Problem statement >> The records appear below. Repeat them exactly.

Exercise materials >>
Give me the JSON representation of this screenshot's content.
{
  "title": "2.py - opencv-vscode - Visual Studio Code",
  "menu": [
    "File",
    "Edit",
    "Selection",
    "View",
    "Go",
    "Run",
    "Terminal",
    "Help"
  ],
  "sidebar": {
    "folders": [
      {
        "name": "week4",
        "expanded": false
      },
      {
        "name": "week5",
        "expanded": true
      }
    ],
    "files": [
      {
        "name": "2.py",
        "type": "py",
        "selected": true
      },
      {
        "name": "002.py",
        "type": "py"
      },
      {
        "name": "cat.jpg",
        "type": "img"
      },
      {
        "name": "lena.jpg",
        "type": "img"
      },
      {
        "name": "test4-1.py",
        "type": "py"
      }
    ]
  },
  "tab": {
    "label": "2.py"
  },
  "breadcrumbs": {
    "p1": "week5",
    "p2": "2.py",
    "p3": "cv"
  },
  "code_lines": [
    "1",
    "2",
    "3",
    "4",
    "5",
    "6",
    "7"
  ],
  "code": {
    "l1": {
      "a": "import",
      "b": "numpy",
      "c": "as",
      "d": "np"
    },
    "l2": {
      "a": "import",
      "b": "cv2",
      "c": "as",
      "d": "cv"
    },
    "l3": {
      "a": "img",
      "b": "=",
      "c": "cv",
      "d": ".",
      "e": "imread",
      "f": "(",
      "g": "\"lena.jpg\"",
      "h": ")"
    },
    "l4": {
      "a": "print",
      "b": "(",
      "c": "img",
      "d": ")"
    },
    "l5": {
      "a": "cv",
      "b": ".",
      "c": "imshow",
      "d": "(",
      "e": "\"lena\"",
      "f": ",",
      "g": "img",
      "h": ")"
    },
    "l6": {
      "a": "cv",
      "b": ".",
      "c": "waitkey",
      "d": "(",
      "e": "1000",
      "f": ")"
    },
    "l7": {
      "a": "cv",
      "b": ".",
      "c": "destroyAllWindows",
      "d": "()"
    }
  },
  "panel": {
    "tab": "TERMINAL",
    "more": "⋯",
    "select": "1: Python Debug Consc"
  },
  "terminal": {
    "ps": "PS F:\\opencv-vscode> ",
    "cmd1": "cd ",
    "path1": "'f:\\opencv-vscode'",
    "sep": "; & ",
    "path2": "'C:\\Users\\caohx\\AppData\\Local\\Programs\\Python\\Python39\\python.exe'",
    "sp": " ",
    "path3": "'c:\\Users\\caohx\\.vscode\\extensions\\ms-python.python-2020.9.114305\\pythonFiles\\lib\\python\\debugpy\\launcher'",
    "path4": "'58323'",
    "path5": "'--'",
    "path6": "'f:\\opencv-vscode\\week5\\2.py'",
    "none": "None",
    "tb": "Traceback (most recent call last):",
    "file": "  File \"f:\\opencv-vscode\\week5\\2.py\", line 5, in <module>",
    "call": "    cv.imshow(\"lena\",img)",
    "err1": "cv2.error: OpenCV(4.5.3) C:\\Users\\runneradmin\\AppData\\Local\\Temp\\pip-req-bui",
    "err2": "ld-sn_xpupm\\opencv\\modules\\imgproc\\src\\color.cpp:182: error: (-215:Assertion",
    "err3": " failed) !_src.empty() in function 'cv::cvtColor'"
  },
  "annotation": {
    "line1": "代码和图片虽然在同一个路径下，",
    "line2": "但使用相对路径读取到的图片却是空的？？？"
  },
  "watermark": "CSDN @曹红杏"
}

Response to this task >>
Give me the JSON representation of this screenshot's content.
{
  "title": "2.py - opencv-vscode - Visual Studio Code",
  "menu": [
    "File",
    "Edit",
    "Selection",
    "View",
    "Go",
    "Run",
    "Terminal",
    "Help"
  ],
  "sidebar": {
    "folders": [
      {
        "name": "week4",
        "expanded": false
      },
      {
        "name": "week5",
        "expanded": true
      }
    ],
    "files": [
      {
        "name": "2.py",
        "type": "py",
        "selected": true
      },
      {
        "name": "002.py",
        "type": "py"
      },
      {
        "name": "cat.jpg",
        "type": "img"
      },
      {
        "name": "lena.jpg",
        "type": "img"
      },
      {
        "name": "test4-1.py",
        "type": "py"
      }
    ]
  },
  "tab": {
    "label": "2.py"
  },
  "breadcrumbs": {
    "p1": "week5",
    "p2": "2.py",
    "p3": "cv"
  },
  "code_lines": [
    "1",
    "2",
    "3",
    "4",
    "5",
    "6",
    "7"
  ],
  "code": {
    "l1": {
      "a": "import",
      "b": "numpy",
      "c": "as",
      "d": "np"
    },
    "l2": {
      "a": "import",
      "b": "cv2",
      "c": "as",
      "d": "cv"
    },
    "l3": {
      "a": "img",
      "b": "=",
      "c": "cv",
      "d": ".",
      "e": "imread",
      "f": "(",
      "g": "\"lena.jpg\"",
      "h": ")"
    },
    "l4": {
      "a": "print",
      "b": "(",
      "c": "img",
      "d": ")"
    },
    "l5": {
      "a": "cv",
      "b": ".",
      "c": "imshow",
      "d": "(",
      "e": "\"lena\"",
      "f": ",",
      "g": "img",
      "h": ")"
    },
    "l6": {
      "a": "cv",
      "b": ".",
      "c": "waitkey",
      "d": "(",
      "e": "1000",
      "f": ")"
    },
    "l7": {
      "a": "cv",
      "b": ".",
      "c": "destroyAllWindows",
      "d": "()"
    }
  },
  "panel": {
    "tab": "TERMINAL",
    "more": "⋯",
    "select": "1: Python Debug Consc"
  },
  "terminal": {
    "ps": "PS F:\\opencv-vscode> ",
    "cmd1": "cd ",
    "path1": "'f:\\opencv-vscode'",
    "sep": "; & ",
    "path2": "'C:\\Users\\caohx\\AppData\\Local\\Programs\\Python\\Python39\\python.exe'",
    "sp": " ",
    "path3": "'c:\\Users\\caohx\\.vscode\\extensions\\ms-python.python-2020.9.114305\\pythonFiles\\lib\\python\\debugpy\\launcher'",
    "path4": "'58323'",
    "path5": "'--'",
    "path6": "'f:\\opencv-vscode\\week5\\2.py'",
    "none": "None",
    "tb": "Traceback (most recent call last):",
    "file": "  File \"f:\\opencv-vscode\\week5\\2.py\", line 5, in <module>",
    "call": "    cv.imshow(\"lena\",img)",
    "err1": "cv2.error: OpenCV(4.5.3) C:\\Users\\runneradmin\\AppData\\Local\\Temp\\pip-req-bui",
    "err2": "ld-sn_xpupm\\opencv\\modules\\imgproc\\src\\color.cpp:182: error: (-215:Assertion",
    "err3": " failed) !_src.empty() in function 'cv::cvtColor'"
  },
  "annotation": {
    "line1": "代码和图片虽然在同一个路径下，",
    "line2": "但使用相对路径读取到的图片却是空的？？？"
  },
  "watermark": "CSDN @曹红杏"
}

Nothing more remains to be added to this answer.